This is why the "greatest good" of Socrates - engendered by the knowledge that what is is necessarily - no longer tempts or seduces us. It shows itself to be the fruit of the tree of knowledge or, to use the language of Luther, bellua qua non occisa homo non potest vivere (the monster without whose kiling man cannot live). The old "ontic" critique of reason is re-established: homo non potest vivere, which is nothing but the "you will die" of the Bible, unmasks the eternal truths that have entered into the consciousness of the Creator, or rather of the creation, without asking leave. Human wisdom is foolishness before God, and the wisest of men, as Kierkegaard and Nietzsche, however unlike each other, both perceived, is the greatest of sinners. Whatsoever is not of faith is sin. As for the philosophy that does not dare to rise above autonomous knowledge and autonomous ethics, the philosophy that bows down will-lessly and helplessly before the material and ideal "data" discovered by reason and that permits them to pillage and plunder the "one thing necessary" - this philosophy does not lead man towards truth but forever turns him away from it.
Boulogne s. Seine
 Dostoevsky dared to do this.

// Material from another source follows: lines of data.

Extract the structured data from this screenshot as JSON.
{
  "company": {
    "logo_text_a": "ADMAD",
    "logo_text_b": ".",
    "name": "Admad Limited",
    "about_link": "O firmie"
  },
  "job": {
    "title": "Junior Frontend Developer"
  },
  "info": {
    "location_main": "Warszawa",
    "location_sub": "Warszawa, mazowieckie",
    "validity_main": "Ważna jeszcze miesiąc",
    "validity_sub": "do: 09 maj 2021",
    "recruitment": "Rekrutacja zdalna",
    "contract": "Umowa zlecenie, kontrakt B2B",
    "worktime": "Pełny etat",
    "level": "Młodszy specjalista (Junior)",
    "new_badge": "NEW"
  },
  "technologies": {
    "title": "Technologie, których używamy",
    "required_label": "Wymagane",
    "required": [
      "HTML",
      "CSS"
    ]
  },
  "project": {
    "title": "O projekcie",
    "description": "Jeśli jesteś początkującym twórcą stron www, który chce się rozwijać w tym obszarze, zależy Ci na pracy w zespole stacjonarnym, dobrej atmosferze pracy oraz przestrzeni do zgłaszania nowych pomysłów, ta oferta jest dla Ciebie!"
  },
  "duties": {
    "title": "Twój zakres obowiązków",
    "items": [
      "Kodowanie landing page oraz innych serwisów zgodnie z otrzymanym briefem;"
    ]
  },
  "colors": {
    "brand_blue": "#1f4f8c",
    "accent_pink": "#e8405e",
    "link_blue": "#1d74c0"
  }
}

I have already indicated many times that the critique of reason was given us for the first time by Dostoevsky in Notes from the Underground and The Dream of a Ridiculous Man, whereas everyone believes that it is to be sought in Kant.
 Mark, 11:24.
 I Corinthians, 2:9.